It also required the keyboards to conform to the Tamil99 and/or the recommended typewriter configuration and the associated prescribed key sequence. The process of evaluation by Kanithamizh Sangam has built-in transparency and checks. It has been helpful in expediting product evaluation and to build in confidence in government purchases without procedural hurdles. It is also a convenience for Tamil software developers. The users outside the government system need not insist on certification for encoding.
After the Tamilnet 99 Conference on 7-8 February 1999, the Government of Tamil Nadu announced on 13.06.1999 the encoding standards for TAM/TAB fonts and Keyboard configuration of Tamil 99. Kanithamizh Sangam has so far certified 17 products for conformity to Tamil 99 standards.
Other Products in Use
Apart from the certified products, many other products that are now available in the market have followed the Tamil 99 Standards exclusively or as one of the options, as for example:
|MURASU ANJAL 2000||With 6 Keyboard and 6 Encoding Options, including TAM and TAB Fonts and Tamil 99 Keyboard Works with TAM Fonts and Tamil 99 Keyboard|
|MIN TAMIL||Works with Tam Fonts and Tamil 99 Keyboard|
|TAMIL ANJAL||Email Software Works with Tamil 99 Keyboard|
|TAMIL DOMAIN NAMES||By I-DNS, Singapore - incorporate TAB Fonts|
|i-LEAP||Word Processor with TAM and TAB Fonts and Tamil 99 Keyboard as one of the options|
|TEXT TO SPEECH SOFTWARE||Multilingual software developed by IIT, Madras including TAB Fonts|
A number of initiatives are currently underway in developing new Tamil softwares and tools such as:
- IDHAM 2000 - An Advanced Tamil Interface for MS Windows**
- Bilingual Search Engine for Tamil and English Sites**
- Tamil JAVA - A Tamil Pre-processor for JAVA**
- Tamil 99 Keyboard Driver under DOS**
- Optical Character Reader (OCR) Software** (** These are described in separate papers sub-nitted for the Conference.)
- Text to Speech Synthesizer - This will convert any machines readable text into speech

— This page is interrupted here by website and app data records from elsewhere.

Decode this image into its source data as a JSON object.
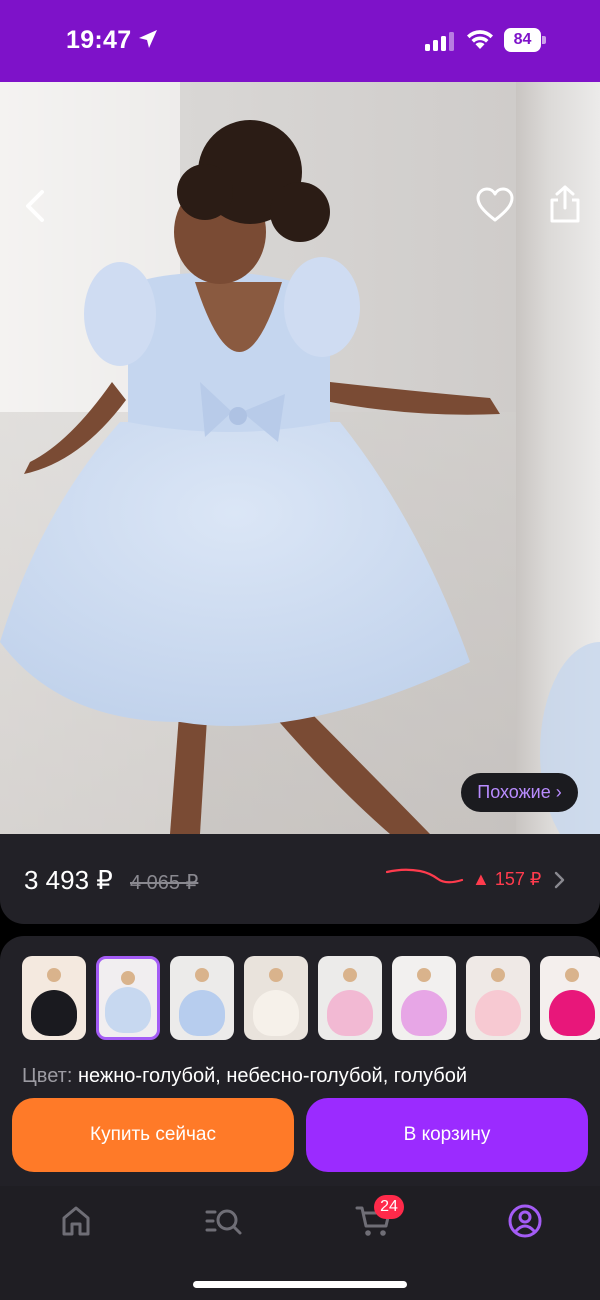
{
  "status_bar": {
    "time": "19:47",
    "battery": "84",
    "icons": [
      "location-arrow-icon",
      "signal-icon",
      "wifi-icon",
      "battery-icon"
    ]
  },
  "product": {
    "similar_label": "Похожие ›",
    "price_current": "3 493 ₽",
    "price_old": "4 065 ₽",
    "price_change": "▲ 157 ₽",
    "variants": [
      {
        "colors": [
          "#1a1a1f",
          "#f4e9df"
        ],
        "selected": false
      },
      {
        "colors": [
          "#c7d8f0",
          "#f1eef0"
        ],
        "selected": true
      },
      {
        "colors": [
          "#b7cdee",
          "#ecebea"
        ],
        "selected": false
      },
      {
        "colors": [
          "#f6f1ea",
          "#e9e3dc"
        ],
        "selected": false
      },
      {
        "colors": [
          "#f2b9d3",
          "#ecebea"
        ],
        "selected": false
      },
      {
        "colors": [
          "#e7a6e6",
          "#f2f0ef"
        ],
        "selected": false
      },
      {
        "colors": [
          "#f7c9d2",
          "#efe9e6"
        ],
        "selected": false
      },
      {
        "colors": [
          "#e8177a",
          "#f4efed"
        ],
        "selected": false
      }
    ],
    "color_label": "Цвет:",
    "color_value": "нежно-голубой, небесно-голубой, голубой"
  },
  "actions": {
    "buy_now": "Купить сейчас",
    "add_to_cart": "В корзину"
  },
  "tab_bar": {
    "items": [
      "home-icon",
      "catalog-search-icon",
      "cart-icon",
      "profile-icon"
    ],
    "active": "profile-icon",
    "cart_badge": "24"
  },
  "colors": {
    "brand_purple": "#7e12c9",
    "buy_orange": "#ff7a28",
    "cart_purple": "#9b2bff",
    "price_up_red": "#ff3b4d",
    "card_bg": "#222127"
  }
}
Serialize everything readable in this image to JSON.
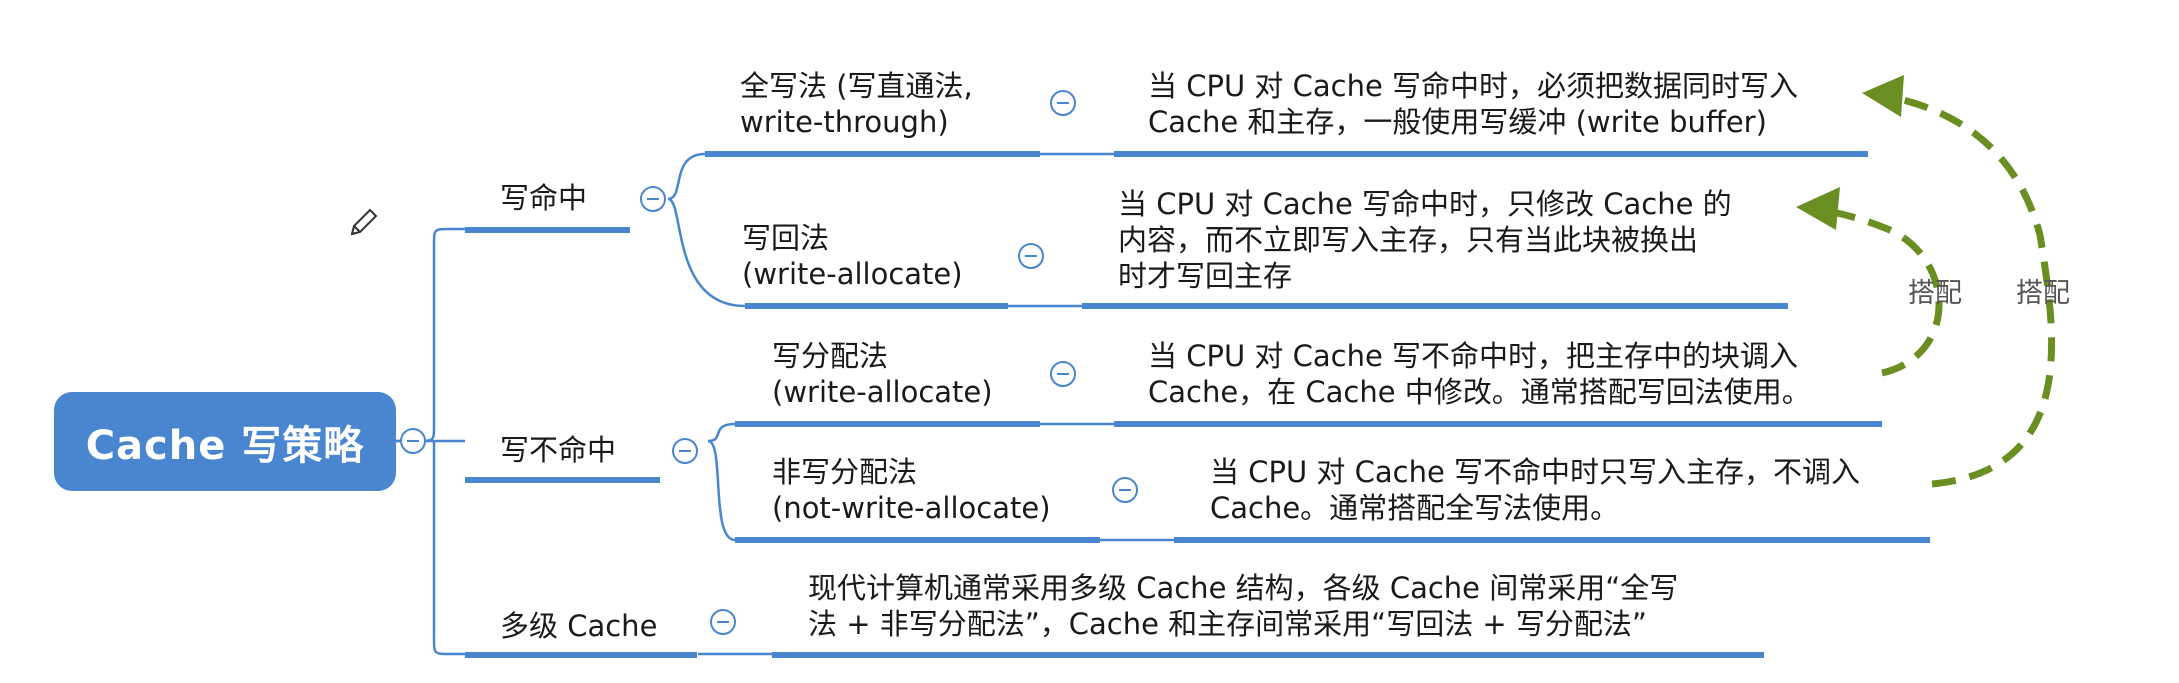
{
  "root": {
    "label": "Cache 写策略"
  },
  "branches": [
    {
      "label": "写命中",
      "children": [
        {
          "label": [
            "全写法 (写直通法,",
            "write-through)"
          ],
          "desc": [
            "当 CPU 对 Cache 写命中时，必须把数据同时写入",
            "Cache 和主存，一般使用写缓冲 (write buffer)"
          ]
        },
        {
          "label": [
            "写回法",
            "(write-allocate)"
          ],
          "desc": [
            "当 CPU 对 Cache 写命中时，只修改 Cache 的",
            "内容，而不立即写入主存，只有当此块被换出",
            "时才写回主存"
          ]
        }
      ]
    },
    {
      "label": "写不命中",
      "children": [
        {
          "label": [
            "写分配法",
            "(write-allocate)"
          ],
          "desc": [
            "当 CPU 对 Cache 写不命中时，把主存中的块调入",
            "Cache，在 Cache 中修改。通常搭配写回法使用。"
          ]
        },
        {
          "label": [
            "非写分配法",
            "(not-write-allocate)"
          ],
          "desc": [
            "当 CPU 对 Cache 写不命中时只写入主存，不调入",
            "Cache。通常搭配全写法使用。"
          ]
        }
      ]
    },
    {
      "label": "多级 Cache",
      "desc": [
        "现代计算机通常采用多级 Cache 结构，各级 Cache 间常采用“全写",
        "法 + 非写分配法”，Cache 和主存间常采用“写回法 + 写分配法”"
      ]
    }
  ],
  "relations": [
    {
      "label": "搭配",
      "from": "写分配法",
      "to": "写回法"
    },
    {
      "label": "搭配",
      "from": "非写分配法",
      "to": "全写法"
    }
  ],
  "colors": {
    "accent": "#4a86cf",
    "relation": "#6b8e23"
  },
  "icons": {
    "edit": "pencil-icon",
    "collapse": "collapse-icon"
  }
}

- PONN - A Tamil Operating System - This will provide an operating environment both in Tamil and English with facility for user communication and design to execute the commands given in Tamil.
Considering the rapid changes in the hardware systems, application softwares, operating environments and communication devices, there are many new challenges that are to be undertaken with time-bound goals and involving the best talents available worldwide. It would be useful to assign the primary responsibility for undertaking the development tasks to a particular institution or a research group who should be funded adequately. The progress of work should be reviewed at predefined intervals not only by the funding agency but also through another designated mechanism such as INFITT.
New demands for development of unique products which are of immediate relevance should also be identified through such a mechanism and evolve a method to analyse the involvement of competent persons. It is high time that the perspectives on Tamil computing and Tamil Internet are guided by vision and hope far beyond font encoding and keyboards.